A strange sensation in my left butt cheek worried me that maybe the left tire didn't agree with my assessment of the landing. So, we taxied to the ramp just to see if there was anything amiss. MS was right, no problem with the tire, was probably just the brake sticking and releasing. But we took the opportunity to take some photos (to be posted here later after MS forwards then), and switch seats.

MS handled the flying back to Medina, and the IFR Pilot had the radios. After 20 minutes or so, we were on a long final for straight-in to Runway 19 at 1G5. Threw the lights on and that helped us discern the displaced threshold from several miles. MS greased it in, so he only got to log one landing that time.

A quick switcharoo, and I blasted off for the return to the Home Base. Another 3 minute flight.

After several tries to turn the lights on, I realize I've got 123.50 in the radio, not 123.05. Oops, dyslexia at the wrong moment. No wonder I'm not getting any action! Finally, they come on, I cross over the top for left downwind to 21. Looking for a good landing this time to make up for the poor showing at Medina, it all comes together and as I enter the flare, the stall horn goes off and the wheels give the runway the lightest of kisses, like those you give your sleeping lover as you dash off to work and their slumbering continues.

After landing and throwing some gas in the tanks so that next time, we're ready to go without the hassle of fueling up, I notice the upturn in my disposition and an end to the ATs.

Kids, does it get any better than that? Now, I gotta get dressed and go to work!!!

1 comment:

Greybeard said...

Wonderful! I used to experience the same feeling, only it was to get the motorcycle out and work some oil up into it's recesses!
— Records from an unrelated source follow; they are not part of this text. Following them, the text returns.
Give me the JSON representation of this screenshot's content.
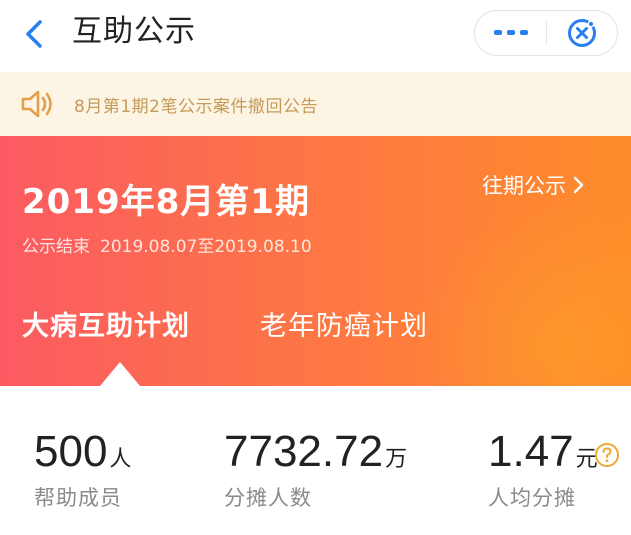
{
  "header": {
    "title": "互助公示",
    "back_icon": "chevron-left-icon",
    "more_icon": "more-dots-icon",
    "close_icon": "close-miniapp-icon"
  },
  "notice": {
    "icon": "speaker-icon",
    "text": "8月第1期2笔公示案件撤回公告"
  },
  "banner": {
    "period": "2019年8月第1期",
    "range_label": "公示结束",
    "range_dates": "2019.08.07至2019.08.10",
    "history_link": "往期公示",
    "tabs": [
      {
        "label": "大病互助计划",
        "selected": true
      },
      {
        "label": "老年防癌计划",
        "selected": false
      }
    ]
  },
  "stats": [
    {
      "value": "500",
      "unit": "人",
      "label": "帮助成员"
    },
    {
      "value": "7732.72",
      "unit": "万",
      "label": "分摊人数"
    },
    {
      "value": "1.47",
      "unit": "元",
      "label": "人均分摊"
    }
  ],
  "colors": {
    "accent_blue": "#2a7ff0",
    "banner_start": "#fb5a62",
    "banner_end": "#ff8c2a",
    "notice_bg": "#fdf5e3",
    "notice_text": "#c59a5a",
    "help_icon": "#f0a733"
  }
}
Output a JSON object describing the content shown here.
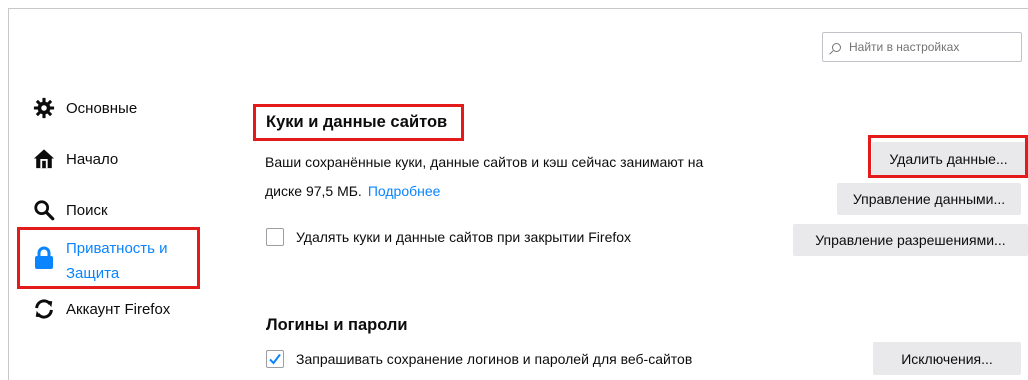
{
  "search": {
    "placeholder": "Найти в настройках",
    "icon": "search-icon"
  },
  "sidebar": {
    "items": [
      {
        "label": "Основные",
        "icon": "gear-icon"
      },
      {
        "label": "Начало",
        "icon": "home-icon"
      },
      {
        "label": "Поиск",
        "icon": "search-icon"
      },
      {
        "label": "Приватность и Защита",
        "label_line1": "Приватность и",
        "label_line2": "Защита",
        "icon": "lock-icon",
        "active": true
      },
      {
        "label": "Аккаунт Firefox",
        "icon": "sync-icon"
      }
    ]
  },
  "cookies": {
    "heading": "Куки и данные сайтов",
    "description_line1": "Ваши сохранённые куки, данные сайтов и кэш сейчас занимают на",
    "description_line2": "диске 97,5 МБ.",
    "learn_more": "Подробнее",
    "clear_data_button": "Удалить данные...",
    "manage_data_button": "Управление данными...",
    "delete_on_close_label": "Удалять куки и данные сайтов при закрытии Firefox",
    "delete_on_close_checked": false,
    "manage_permissions_button": "Управление разрешениями..."
  },
  "logins": {
    "heading": "Логины и пароли",
    "ask_to_save_label": "Запрашивать сохранение логинов и паролей для веб-сайтов",
    "ask_to_save_checked": true,
    "exceptions_button": "Исключения..."
  },
  "colors": {
    "accent": "#0a84ff",
    "highlight_box": "#e41b1b",
    "button_bg": "#e9e9ec"
  }
}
I know you don't need the advice this time, but remember:
It's easier to clean mud out of the footwells after it has dried than to mess with it while it's moist and yucky... (just in case you should ever need to do it. ;>)

Switching seats is worse in some aircraft than others. The sight picture changes dramatically, and some controls on "the wrong side" are added there to barely meet the requirement to have them. It's a great idea to get an idea of what it is like to fly from that side.
Good for both of you.